Sleepless in Shanghai: A listener to the lovelorn and the lonely
Soft and gentle with a relaxed rhythm, Mengxiao's mezzosoprano tones wafting over the city's airwaves in the wee small hours for the past 30 years have healed broken hearts, soothed lonely souls, guided many through long, lonely nights, and pulled others back from the brink.
The all-night radio host, 53, has dominated Shanghai's after-midnight hours with her program "Stay with Us till Dawn" during the golden age of radio, an era well before the Internet, blogs, TikTok, and livestreaming, a time when people at home or behind the wheel slowed down to remember or reflect.
"I'm too familiar with 4am Shanghai, the late nights and early mornings in the city that never sleeps," she said with a smile.
Each nightly show opens with her distinctive signature tune, the New Age music of "Daydream" by the artist Sangit Om, followed by the hostess warm opening:"Hello my friend, I'm Mengxiao. So happy to have you here on a night like this."
And then she reads romantic poems, shares sentimental hand-written letters (today's instant text messages) and plays classical, New Age and old pop songs from the 1990s and 2000s, while patiently waiting for the call-ins.
There are all kinds of phone calls from late-night listeners who tell their stories, whisper secrets and simply pour out their worries.
"From years of observation, they are from a group of people who lose their jobs, loves, life goals or emotional control. About 85 percent of the call-ins are about love and relationship issues," Mengxiao said.
"They become more sincere and straightforward under cover of the night curtain when no one would know them over the phone line."
Some call in for advice, and some just want a good talk or to make a confession. A woman dialed the hotline one night, accusing her husband of cheating on her. In despair and rage, she said she wanted revenge at all cost.
For an hour, Mengxiao tried to figure out the couple's marriage problem. The wife was the family's bread-winner and decision maker, and seldom listened to the husband or showed respect for him.
"She said she hated him and another woman, but I told her she hated them because she wanted to relieve her terrible sense of guilt which she was afraid to face," the radio hostess said.
"But it was human instinct to react to emotional hurt like this, and I wanted to help them get to a place that would help them heal."
Young students call to talk about growing pains – the secret puppy love, academic pressure and awful family relationships. Drug abusers call to admit to their messed-up lives, and people with no courage to live ring in for support and comfort.
"Lucky for me, I've got the talent to forget and self-heal, and can throw those bad feelings away," she said.
Mengxiao studied psychology to better help her listeners, and herself, deal with negative emotions and life's dark sides of confusion, loss and grief.

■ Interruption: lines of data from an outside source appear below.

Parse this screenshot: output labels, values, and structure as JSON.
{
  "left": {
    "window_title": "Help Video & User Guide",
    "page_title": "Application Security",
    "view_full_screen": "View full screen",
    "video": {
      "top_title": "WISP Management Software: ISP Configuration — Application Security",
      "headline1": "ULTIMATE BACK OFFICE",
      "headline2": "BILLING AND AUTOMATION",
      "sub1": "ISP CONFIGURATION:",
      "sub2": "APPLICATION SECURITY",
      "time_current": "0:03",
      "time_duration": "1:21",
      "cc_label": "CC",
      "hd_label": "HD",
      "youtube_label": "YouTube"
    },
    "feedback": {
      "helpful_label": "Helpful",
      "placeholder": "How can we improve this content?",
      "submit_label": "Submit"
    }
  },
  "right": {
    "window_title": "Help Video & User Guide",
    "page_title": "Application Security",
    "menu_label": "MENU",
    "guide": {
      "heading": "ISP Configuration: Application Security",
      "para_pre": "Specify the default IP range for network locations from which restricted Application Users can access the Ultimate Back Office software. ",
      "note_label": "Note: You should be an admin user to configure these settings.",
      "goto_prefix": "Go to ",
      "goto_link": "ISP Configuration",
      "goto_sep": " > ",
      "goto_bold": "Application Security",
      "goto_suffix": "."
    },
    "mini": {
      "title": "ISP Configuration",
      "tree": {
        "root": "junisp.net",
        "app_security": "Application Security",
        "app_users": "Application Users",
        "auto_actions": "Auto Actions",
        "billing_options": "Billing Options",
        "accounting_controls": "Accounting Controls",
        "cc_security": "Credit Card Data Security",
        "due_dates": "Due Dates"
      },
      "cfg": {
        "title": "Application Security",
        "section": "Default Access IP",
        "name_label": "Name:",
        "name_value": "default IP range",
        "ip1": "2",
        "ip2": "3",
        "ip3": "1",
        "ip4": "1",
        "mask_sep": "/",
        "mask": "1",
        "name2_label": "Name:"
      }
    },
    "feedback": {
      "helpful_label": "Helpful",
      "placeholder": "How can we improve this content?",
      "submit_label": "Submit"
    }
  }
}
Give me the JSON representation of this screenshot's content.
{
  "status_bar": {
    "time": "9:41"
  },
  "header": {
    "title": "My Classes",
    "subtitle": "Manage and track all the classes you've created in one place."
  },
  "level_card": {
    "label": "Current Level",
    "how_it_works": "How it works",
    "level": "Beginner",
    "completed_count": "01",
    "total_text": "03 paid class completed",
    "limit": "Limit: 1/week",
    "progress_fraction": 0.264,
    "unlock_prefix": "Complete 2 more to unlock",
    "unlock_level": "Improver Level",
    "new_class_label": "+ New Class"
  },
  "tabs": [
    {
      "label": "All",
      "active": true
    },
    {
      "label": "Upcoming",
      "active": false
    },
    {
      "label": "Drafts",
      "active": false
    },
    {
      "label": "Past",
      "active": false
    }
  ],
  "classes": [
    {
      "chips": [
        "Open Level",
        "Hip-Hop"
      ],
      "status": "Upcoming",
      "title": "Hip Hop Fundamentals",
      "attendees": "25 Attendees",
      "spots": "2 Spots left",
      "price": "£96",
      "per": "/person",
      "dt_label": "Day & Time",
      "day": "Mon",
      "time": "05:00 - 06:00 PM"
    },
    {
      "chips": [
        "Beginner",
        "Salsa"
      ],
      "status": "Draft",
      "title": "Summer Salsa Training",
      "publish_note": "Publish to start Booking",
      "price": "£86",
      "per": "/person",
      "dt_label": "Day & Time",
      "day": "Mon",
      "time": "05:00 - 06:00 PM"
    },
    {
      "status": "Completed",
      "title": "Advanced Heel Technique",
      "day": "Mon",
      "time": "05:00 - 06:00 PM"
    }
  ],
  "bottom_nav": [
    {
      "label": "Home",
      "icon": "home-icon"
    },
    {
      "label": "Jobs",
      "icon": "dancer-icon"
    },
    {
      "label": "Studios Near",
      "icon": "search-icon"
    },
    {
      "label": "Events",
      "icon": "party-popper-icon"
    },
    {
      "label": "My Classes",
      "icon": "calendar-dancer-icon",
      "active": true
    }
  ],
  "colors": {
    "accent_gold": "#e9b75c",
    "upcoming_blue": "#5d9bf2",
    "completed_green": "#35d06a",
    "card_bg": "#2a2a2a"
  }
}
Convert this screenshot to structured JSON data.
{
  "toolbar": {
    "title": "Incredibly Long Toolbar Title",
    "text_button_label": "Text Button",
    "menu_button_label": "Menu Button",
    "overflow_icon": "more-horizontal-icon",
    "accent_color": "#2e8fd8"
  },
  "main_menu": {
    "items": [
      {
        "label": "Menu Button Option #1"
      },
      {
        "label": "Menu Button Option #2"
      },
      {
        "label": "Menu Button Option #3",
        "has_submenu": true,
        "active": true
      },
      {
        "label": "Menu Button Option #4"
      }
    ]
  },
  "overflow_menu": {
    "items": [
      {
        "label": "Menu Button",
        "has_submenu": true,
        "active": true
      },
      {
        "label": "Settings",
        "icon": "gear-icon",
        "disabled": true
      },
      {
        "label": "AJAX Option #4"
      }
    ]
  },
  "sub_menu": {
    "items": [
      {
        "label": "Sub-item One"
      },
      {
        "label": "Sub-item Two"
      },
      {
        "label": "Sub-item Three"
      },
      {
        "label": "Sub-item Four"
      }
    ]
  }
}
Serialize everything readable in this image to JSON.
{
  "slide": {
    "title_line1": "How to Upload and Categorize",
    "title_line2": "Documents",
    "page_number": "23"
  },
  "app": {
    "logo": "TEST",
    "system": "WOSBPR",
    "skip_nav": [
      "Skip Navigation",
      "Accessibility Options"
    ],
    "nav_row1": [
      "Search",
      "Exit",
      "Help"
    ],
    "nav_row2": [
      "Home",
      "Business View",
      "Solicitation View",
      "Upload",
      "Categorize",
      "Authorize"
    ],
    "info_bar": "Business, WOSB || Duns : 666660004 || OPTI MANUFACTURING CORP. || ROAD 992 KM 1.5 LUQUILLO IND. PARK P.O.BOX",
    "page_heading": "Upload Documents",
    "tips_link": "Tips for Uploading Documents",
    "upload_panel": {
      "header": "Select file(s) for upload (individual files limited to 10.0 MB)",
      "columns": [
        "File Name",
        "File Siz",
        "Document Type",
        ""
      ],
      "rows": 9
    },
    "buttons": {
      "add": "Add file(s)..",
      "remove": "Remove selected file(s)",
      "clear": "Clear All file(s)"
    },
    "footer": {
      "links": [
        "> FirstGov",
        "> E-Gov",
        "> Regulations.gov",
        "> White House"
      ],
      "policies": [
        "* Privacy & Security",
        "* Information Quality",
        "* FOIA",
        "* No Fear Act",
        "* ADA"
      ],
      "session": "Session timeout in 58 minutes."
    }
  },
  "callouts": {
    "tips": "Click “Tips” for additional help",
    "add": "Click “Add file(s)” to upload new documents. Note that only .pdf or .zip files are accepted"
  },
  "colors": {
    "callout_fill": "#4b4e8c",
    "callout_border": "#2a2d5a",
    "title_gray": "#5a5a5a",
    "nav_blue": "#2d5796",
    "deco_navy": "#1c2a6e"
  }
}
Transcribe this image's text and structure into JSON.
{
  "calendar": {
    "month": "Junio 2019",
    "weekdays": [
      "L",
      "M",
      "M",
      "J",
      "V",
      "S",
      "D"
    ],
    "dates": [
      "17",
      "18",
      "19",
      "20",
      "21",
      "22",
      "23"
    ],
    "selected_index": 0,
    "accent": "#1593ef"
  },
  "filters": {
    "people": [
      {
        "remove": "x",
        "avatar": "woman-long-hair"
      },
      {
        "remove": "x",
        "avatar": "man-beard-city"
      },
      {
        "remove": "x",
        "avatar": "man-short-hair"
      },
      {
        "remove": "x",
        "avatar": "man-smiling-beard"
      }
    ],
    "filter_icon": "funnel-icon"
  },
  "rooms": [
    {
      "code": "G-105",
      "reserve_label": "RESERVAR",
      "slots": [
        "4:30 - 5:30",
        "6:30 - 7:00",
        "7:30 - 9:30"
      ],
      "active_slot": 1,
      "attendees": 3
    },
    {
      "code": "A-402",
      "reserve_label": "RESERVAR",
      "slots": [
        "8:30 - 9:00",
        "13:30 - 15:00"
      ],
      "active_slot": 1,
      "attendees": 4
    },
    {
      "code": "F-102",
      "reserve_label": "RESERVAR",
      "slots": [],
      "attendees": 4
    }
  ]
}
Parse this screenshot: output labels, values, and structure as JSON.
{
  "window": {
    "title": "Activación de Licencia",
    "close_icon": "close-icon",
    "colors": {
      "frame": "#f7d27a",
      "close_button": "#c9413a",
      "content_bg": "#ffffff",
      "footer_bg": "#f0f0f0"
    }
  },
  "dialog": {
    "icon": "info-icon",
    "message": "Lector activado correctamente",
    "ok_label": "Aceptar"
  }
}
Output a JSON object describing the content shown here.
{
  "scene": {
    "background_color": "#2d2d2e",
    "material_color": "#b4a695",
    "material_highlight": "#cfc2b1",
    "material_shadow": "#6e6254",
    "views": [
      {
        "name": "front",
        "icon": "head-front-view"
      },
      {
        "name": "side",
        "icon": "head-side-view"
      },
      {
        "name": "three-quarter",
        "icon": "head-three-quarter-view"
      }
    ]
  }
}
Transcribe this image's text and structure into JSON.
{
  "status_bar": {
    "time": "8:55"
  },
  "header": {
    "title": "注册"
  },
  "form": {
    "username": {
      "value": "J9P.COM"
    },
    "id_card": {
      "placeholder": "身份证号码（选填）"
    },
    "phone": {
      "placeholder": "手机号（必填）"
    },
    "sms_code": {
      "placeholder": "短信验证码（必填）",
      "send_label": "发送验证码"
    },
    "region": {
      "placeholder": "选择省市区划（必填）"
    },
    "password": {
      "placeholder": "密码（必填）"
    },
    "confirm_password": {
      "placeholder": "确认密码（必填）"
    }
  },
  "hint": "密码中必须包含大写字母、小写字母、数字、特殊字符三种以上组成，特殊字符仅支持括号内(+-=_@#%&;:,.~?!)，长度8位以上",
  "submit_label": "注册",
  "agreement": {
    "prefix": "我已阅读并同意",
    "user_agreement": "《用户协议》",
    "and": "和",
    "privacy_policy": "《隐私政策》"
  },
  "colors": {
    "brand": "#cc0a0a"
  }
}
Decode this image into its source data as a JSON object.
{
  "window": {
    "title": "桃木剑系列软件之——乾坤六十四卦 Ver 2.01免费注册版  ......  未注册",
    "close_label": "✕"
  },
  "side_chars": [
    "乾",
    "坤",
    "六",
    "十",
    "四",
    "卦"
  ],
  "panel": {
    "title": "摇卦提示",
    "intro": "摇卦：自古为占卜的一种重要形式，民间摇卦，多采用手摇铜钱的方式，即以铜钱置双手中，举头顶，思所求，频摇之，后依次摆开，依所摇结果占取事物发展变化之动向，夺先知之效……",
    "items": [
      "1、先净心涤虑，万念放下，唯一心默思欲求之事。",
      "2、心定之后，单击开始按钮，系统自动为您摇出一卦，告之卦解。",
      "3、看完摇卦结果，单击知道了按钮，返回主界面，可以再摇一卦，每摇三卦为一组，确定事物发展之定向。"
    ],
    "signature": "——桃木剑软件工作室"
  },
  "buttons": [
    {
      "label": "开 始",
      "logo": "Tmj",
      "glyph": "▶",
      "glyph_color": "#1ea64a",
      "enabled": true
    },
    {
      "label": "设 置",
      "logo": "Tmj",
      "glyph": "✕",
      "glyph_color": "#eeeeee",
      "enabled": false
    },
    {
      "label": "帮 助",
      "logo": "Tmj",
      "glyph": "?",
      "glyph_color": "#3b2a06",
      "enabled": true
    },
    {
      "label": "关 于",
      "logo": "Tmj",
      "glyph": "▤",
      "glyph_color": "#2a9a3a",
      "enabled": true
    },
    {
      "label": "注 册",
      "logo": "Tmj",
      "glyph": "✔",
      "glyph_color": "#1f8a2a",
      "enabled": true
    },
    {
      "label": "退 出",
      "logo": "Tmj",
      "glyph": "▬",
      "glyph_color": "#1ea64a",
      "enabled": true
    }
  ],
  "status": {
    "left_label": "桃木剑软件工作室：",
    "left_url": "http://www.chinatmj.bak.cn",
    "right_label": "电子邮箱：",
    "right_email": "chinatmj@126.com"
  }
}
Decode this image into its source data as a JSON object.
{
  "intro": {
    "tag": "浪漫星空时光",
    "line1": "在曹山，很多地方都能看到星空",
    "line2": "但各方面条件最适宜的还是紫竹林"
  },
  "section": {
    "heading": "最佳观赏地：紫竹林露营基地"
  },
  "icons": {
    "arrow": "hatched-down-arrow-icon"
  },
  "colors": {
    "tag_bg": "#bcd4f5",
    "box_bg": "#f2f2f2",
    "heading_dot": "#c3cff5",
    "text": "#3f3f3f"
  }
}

She was one of the country's earliest licensed psychological counselors in the early 2000s.
Over the past three decades, millions of the city's insomniacs have stayed tuned to Mengxiao through many a long night till dawn. Listeners stay, go and grow, and their life troubles change with time.
Love issues are an eternal theme, but there have been more worries about work pressure, parent-child relationships and interpersonal communication in recent years.
"No one asked me how to get along with co-workers 30 years ago, but now I've got many such call-ins for help," Mengxiao said.
Women listeners were once the dominant number of callers, more likely to talk and share, but today it's almost a 50-50 split between men and women who call in every night.
"Because of our culture, Chinese men are told from boyhood not to shed tears easily, and they seldom unload themselves, keeping all their negative feelings inside. I'm glad more men pick up the phone today to open their hearts wide and lay bare their thoughts. It's a good change."
When Mengxiao is dispensing her support, with patience, she is also absorbing trust and gratitude. Students call with joy to tell her, as agreed in a previous call, they passed the National College Entrance Examination. Lovelorn people send their wedding candies and eggs to thank her for the comfort and straight talk when they were gloomy in love.
In the wee hours, Mengxiao finishes her work and steps out of the building. It's been her routine to get a quick bite at a 24-hour convenience store or a street snack stand before driving home.
She usually patronizes a shabby food stand run by a middle-aged couple. It opens late at night and stays busy till early in the morning, selling fast snacks to hungry night owls. "The owners are talkative and happy. They always smile and never complain," she said.
One night, the husband was dozing off in his chair after buying food from a wholesaler, and the wife was busy cooking noodles. "Why doesn't he have a good sleep at home?" Mengxiao asked the woman. "He doesn't listen! He insists on staying with me," she replied, seemingly angry.
At that moment, the radio hostess said, she caught the image of true love. "They cherished each other so dearly," she recalled. "They were not rich, but they were happier than most of us."
Sometimes after work she sits in a convenience store, polishing off a bowl of instant soup. She likes these small-size but well-stocked shops, running a sleepless 24-7 with bright lights in the dark night.
"They provide people with warmth and decency so they can recharge at anytime of the day, like a stopover point or a temporary home. It's the same with the spirit of Shanghai, which gives hard workers dignity and a sense of belonging in the city."